> [Requirement] Restate the whole of the data below word for word, skipping the images.

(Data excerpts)

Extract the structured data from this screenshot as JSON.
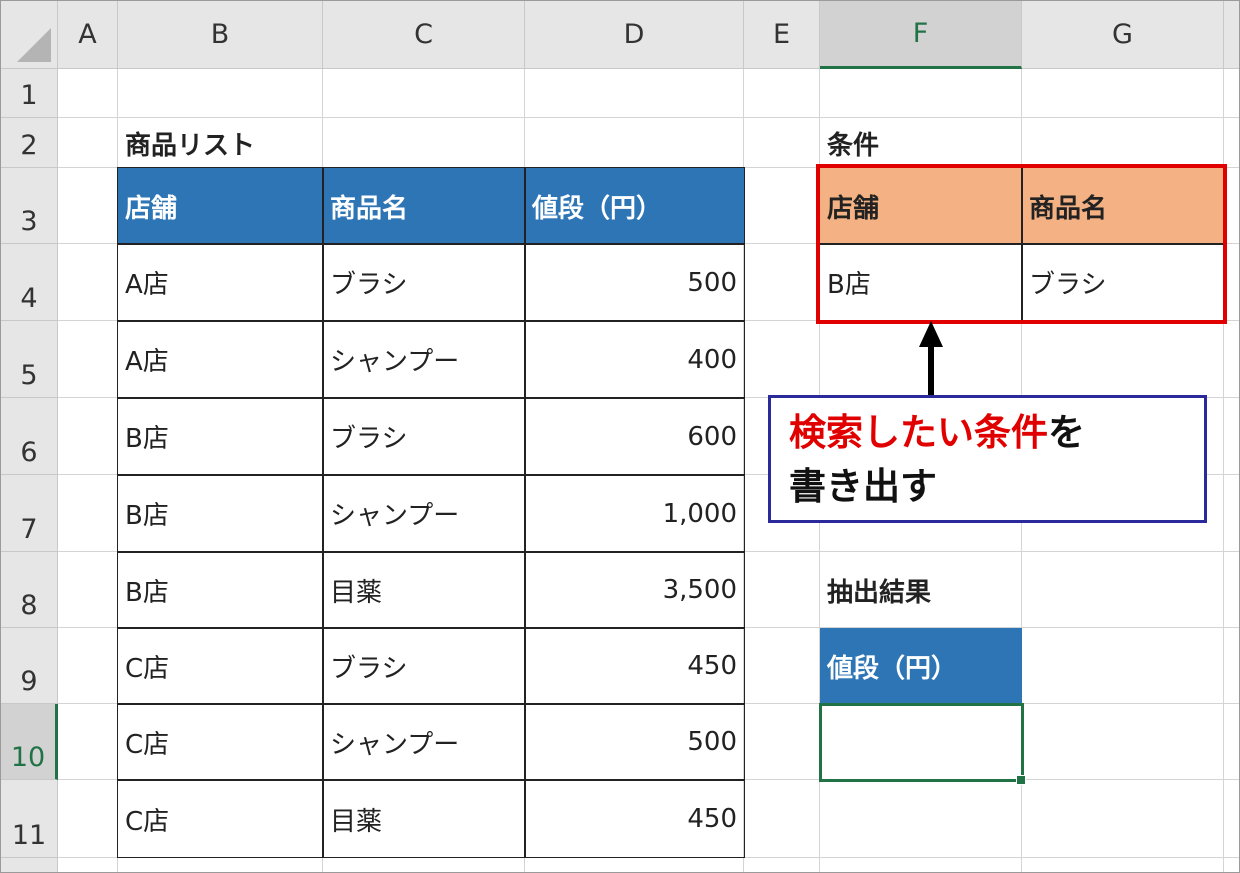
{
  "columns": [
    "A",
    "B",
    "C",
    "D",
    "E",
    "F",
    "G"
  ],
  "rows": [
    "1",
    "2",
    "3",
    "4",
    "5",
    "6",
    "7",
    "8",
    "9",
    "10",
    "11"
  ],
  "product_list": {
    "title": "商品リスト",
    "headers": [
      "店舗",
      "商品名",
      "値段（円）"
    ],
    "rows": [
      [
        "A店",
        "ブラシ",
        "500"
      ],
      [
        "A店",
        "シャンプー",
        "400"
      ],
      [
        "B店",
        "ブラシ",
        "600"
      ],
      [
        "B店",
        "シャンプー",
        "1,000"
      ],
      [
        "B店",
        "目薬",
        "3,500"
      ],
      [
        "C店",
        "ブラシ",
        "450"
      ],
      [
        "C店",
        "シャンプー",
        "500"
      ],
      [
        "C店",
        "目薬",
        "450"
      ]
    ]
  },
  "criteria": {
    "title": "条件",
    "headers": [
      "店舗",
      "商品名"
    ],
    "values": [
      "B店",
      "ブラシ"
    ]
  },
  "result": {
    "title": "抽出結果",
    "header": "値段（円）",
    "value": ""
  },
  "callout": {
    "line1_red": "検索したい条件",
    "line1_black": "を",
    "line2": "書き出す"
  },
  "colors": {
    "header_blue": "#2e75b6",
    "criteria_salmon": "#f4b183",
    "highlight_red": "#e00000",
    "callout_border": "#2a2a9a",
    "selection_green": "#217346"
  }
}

> [Answer for this exercise]
Extract the structured data from this screenshot as JSON.
{
  "columns": [
    "A",
    "B",
    "C",
    "D",
    "E",
    "F",
    "G"
  ],
  "rows": [
    "1",
    "2",
    "3",
    "4",
    "5",
    "6",
    "7",
    "8",
    "9",
    "10",
    "11"
  ],
  "product_list": {
    "title": "商品リスト",
    "headers": [
      "店舗",
      "商品名",
      "値段（円）"
    ],
    "rows": [
      [
        "A店",
        "ブラシ",
        "500"
      ],
      [
        "A店",
        "シャンプー",
        "400"
      ],
      [
        "B店",
        "ブラシ",
        "600"
      ],
      [
        "B店",
        "シャンプー",
        "1,000"
      ],
      [
        "B店",
        "目薬",
        "3,500"
      ],
      [
        "C店",
        "ブラシ",
        "450"
      ],
      [
        "C店",
        "シャンプー",
        "500"
      ],
      [
        "C店",
        "目薬",
        "450"
      ]
    ]
  },
  "criteria": {
    "title": "条件",
    "headers": [
      "店舗",
      "商品名"
    ],
    "values": [
      "B店",
      "ブラシ"
    ]
  },
  "result": {
    "title": "抽出結果",
    "header": "値段（円）",
    "value": ""
  },
  "callout": {
    "line1_red": "検索したい条件",
    "line1_black": "を",
    "line2": "書き出す"
  },
  "colors": {
    "header_blue": "#2e75b6",
    "criteria_salmon": "#f4b183",
    "highlight_red": "#e00000",
    "callout_border": "#2a2a9a",
    "selection_green": "#217346"
  }
}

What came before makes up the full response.